Description of the task: Find and copy each line of the records where the string "name" shows up.

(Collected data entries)
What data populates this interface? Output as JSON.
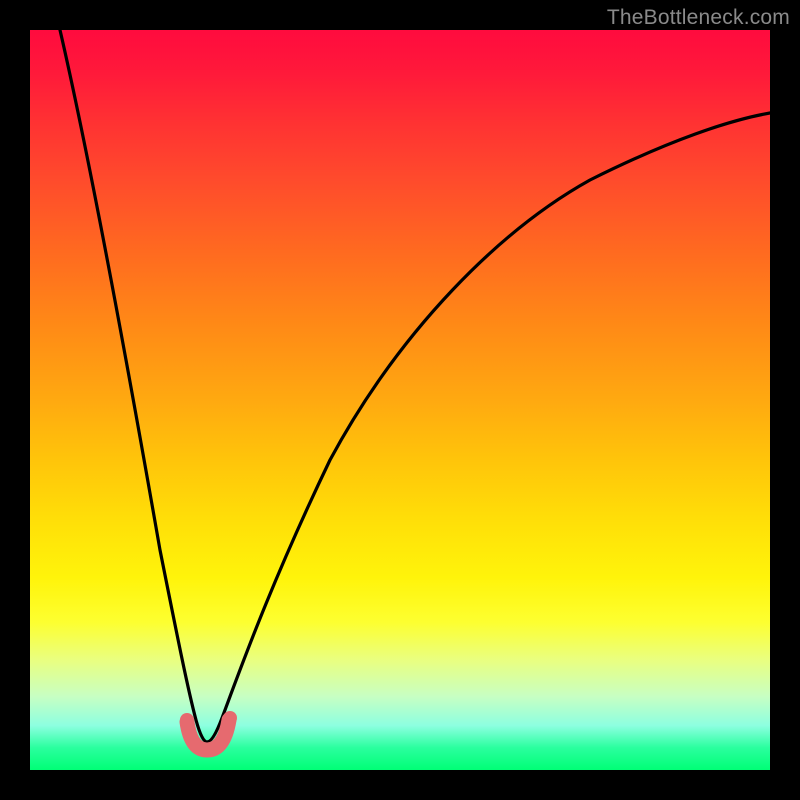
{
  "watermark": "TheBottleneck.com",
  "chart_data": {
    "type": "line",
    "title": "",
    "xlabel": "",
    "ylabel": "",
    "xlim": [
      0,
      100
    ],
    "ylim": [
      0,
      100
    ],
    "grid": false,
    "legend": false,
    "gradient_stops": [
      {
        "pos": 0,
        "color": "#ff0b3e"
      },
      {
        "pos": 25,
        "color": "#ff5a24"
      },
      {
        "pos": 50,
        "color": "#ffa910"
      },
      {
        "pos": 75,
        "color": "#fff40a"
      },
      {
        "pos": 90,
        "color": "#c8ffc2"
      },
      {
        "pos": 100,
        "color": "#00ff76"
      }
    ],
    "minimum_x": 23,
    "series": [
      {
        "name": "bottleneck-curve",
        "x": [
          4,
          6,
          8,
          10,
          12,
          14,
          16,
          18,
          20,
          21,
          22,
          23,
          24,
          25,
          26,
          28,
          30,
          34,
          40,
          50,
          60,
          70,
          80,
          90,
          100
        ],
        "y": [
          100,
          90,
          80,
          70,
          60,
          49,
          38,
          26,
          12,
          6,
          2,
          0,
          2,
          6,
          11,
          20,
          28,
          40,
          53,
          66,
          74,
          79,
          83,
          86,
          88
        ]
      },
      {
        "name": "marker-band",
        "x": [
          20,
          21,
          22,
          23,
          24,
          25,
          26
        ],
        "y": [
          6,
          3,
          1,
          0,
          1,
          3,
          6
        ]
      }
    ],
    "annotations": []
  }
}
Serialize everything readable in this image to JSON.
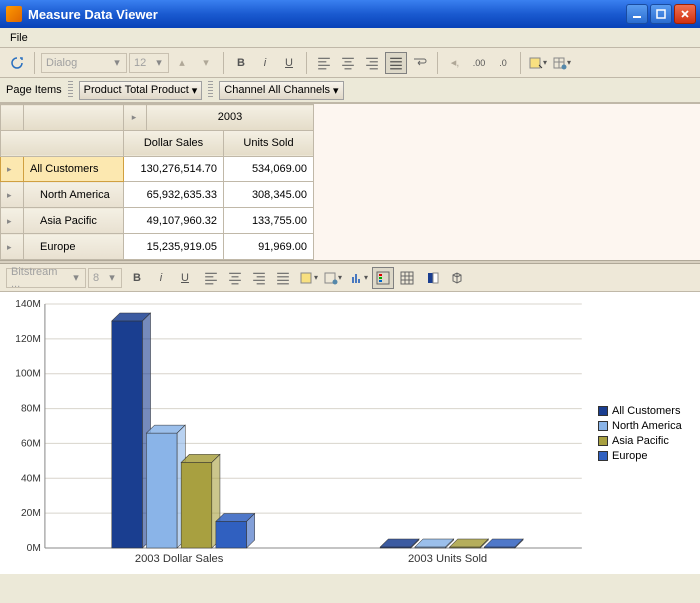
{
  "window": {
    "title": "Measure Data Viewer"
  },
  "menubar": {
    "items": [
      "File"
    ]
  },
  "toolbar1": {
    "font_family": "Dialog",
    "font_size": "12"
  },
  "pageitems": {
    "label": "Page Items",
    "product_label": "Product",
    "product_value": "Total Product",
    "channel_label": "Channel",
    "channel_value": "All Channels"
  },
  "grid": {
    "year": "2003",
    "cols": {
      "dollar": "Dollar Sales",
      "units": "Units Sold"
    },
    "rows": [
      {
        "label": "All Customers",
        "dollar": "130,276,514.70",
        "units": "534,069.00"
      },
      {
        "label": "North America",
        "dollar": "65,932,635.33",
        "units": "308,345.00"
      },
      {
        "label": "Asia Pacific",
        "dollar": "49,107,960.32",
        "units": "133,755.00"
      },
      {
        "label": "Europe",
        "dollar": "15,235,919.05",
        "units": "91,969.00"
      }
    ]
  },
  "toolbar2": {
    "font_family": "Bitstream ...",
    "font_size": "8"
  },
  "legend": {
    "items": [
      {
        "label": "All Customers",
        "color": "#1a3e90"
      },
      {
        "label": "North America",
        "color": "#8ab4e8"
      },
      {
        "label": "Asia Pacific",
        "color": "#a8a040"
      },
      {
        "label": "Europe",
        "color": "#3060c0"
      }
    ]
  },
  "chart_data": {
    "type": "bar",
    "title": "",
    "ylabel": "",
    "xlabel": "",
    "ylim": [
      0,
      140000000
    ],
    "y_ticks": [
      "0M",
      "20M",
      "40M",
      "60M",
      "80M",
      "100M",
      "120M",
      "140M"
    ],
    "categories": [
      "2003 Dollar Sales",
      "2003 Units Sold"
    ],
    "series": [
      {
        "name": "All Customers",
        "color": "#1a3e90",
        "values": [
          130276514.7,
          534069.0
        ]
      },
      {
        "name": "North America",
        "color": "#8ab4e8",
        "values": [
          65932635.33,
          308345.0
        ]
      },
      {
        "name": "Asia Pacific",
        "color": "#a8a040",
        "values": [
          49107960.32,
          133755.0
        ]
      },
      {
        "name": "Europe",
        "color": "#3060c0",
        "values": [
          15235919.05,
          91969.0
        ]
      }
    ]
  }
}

Exercise output:
        "name": "bottleneck-curve",
        "name": "marker-band",
        "name": "All Customers",
        "name": "North America",
        "name": "Asia Pacific",
        "name": "Europe",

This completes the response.